About this exercise
Return every record exactly. Omit nothing.

Data
..........
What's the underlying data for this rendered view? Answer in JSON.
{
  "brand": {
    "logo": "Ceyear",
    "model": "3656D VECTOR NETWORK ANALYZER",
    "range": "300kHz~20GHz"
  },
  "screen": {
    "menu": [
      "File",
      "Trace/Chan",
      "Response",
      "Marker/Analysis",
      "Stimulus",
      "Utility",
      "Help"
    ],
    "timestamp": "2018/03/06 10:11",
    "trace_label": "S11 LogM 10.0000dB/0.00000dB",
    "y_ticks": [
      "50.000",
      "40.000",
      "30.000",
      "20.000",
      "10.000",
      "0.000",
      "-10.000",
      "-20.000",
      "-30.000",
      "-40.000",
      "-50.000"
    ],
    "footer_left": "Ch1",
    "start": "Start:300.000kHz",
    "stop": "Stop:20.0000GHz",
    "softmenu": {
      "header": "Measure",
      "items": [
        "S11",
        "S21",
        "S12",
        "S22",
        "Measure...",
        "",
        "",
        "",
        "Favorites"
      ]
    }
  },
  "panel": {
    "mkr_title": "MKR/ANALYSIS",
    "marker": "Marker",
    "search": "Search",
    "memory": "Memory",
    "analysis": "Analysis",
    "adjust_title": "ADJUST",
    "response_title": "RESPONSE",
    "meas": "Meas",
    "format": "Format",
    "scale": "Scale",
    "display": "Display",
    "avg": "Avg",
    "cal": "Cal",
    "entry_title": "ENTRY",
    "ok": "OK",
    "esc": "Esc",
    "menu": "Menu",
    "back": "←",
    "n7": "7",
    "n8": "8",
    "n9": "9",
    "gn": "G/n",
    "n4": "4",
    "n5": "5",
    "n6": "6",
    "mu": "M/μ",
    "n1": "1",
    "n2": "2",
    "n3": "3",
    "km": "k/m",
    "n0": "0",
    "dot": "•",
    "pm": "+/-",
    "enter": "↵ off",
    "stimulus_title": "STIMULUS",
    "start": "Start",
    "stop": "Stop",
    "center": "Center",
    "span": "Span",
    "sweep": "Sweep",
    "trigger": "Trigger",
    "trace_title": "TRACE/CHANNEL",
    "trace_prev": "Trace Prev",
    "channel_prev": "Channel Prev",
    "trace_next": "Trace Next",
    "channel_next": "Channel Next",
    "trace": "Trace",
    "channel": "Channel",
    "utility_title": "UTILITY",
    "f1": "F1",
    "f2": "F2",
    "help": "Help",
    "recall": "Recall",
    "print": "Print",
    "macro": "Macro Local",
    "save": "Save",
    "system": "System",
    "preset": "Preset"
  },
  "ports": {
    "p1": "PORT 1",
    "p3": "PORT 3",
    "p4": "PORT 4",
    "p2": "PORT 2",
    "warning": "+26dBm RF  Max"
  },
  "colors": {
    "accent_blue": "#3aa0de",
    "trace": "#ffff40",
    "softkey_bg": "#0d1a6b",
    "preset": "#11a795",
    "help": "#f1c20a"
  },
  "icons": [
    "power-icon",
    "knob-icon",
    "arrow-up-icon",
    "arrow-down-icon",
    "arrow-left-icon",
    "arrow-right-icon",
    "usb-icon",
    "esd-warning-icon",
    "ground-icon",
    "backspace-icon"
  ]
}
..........
Completed task
What's the underlying data for this rendered view? Answer in JSON.
{
  "brand": {
    "logo": "Ceyear",
    "model": "3656D VECTOR NETWORK ANALYZER",
    "range": "300kHz~20GHz"
  },
  "screen": {
    "menu": [
      "File",
      "Trace/Chan",
      "Response",
      "Marker/Analysis",
      "Stimulus",
      "Utility",
      "Help"
    ],
    "timestamp": "2018/03/06 10:11",
    "trace_label": "S11 LogM 10.0000dB/0.00000dB",
    "y_ticks": [
      "50.000",
      "40.000",
      "30.000",
      "20.000",
      "10.000",
      "0.000",
      "-10.000",
      "-20.000",
      "-30.000",
      "-40.000",
      "-50.000"
    ],
    "footer_left": "Ch1",
    "start": "Start:300.000kHz",
    "stop": "Stop:20.0000GHz",
    "softmenu": {
      "header": "Measure",
      "items": [
        "S11",
        "S21",
        "S12",
        "S22",
        "Measure...",
        "",
        "",
        "",
        "Favorites"
      ]
    }
  },
  "panel": {
    "mkr_title": "MKR/ANALYSIS",
    "marker": "Marker",
    "search": "Search",
    "memory": "Memory",
    "analysis": "Analysis",
    "adjust_title": "ADJUST",
    "response_title": "RESPONSE",
    "meas": "Meas",
    "format": "Format",
    "scale": "Scale",
    "display": "Display",
    "avg": "Avg",
    "cal": "Cal",
    "entry_title": "ENTRY",
    "ok": "OK",
    "esc": "Esc",
    "menu": "Menu",
    "back": "←",
    "n7": "7",
    "n8": "8",
    "n9": "9",
    "gn": "G/n",
    "n4": "4",
    "n5": "5",
    "n6": "6",
    "mu": "M/μ",
    "n1": "1",
    "n2": "2",
    "n3": "3",
    "km": "k/m",
    "n0": "0",
    "dot": "•",
    "pm": "+/-",
    "enter": "↵ off",
    "stimulus_title": "STIMULUS",
    "start": "Start",
    "stop": "Stop",
    "center": "Center",
    "span": "Span",
    "sweep": "Sweep",
    "trigger": "Trigger",
    "trace_title": "TRACE/CHANNEL",
    "trace_prev": "Trace Prev",
    "channel_prev": "Channel Prev",
    "trace_next": "Trace Next",
    "channel_next": "Channel Next",
    "trace": "Trace",
    "channel": "Channel",
    "utility_title": "UTILITY",
    "f1": "F1",
    "f2": "F2",
    "help": "Help",
    "recall": "Recall",
    "print": "Print",
    "macro": "Macro Local",
    "save": "Save",
    "system": "System",
    "preset": "Preset"
  },
  "ports": {
    "p1": "PORT 1",
    "p3": "PORT 3",
    "p4": "PORT 4",
    "p2": "PORT 2",
    "warning": "+26dBm RF  Max"
  },
  "colors": {
    "accent_blue": "#3aa0de",
    "trace": "#ffff40",
    "softkey_bg": "#0d1a6b",
    "preset": "#11a795",
    "help": "#f1c20a"
  },
  "icons": [
    "power-icon",
    "knob-icon",
    "arrow-up-icon",
    "arrow-down-icon",
    "arrow-left-icon",
    "arrow-right-icon",
    "usb-icon",
    "esd-warning-icon",
    "ground-icon",
    "backspace-icon"
  ]
}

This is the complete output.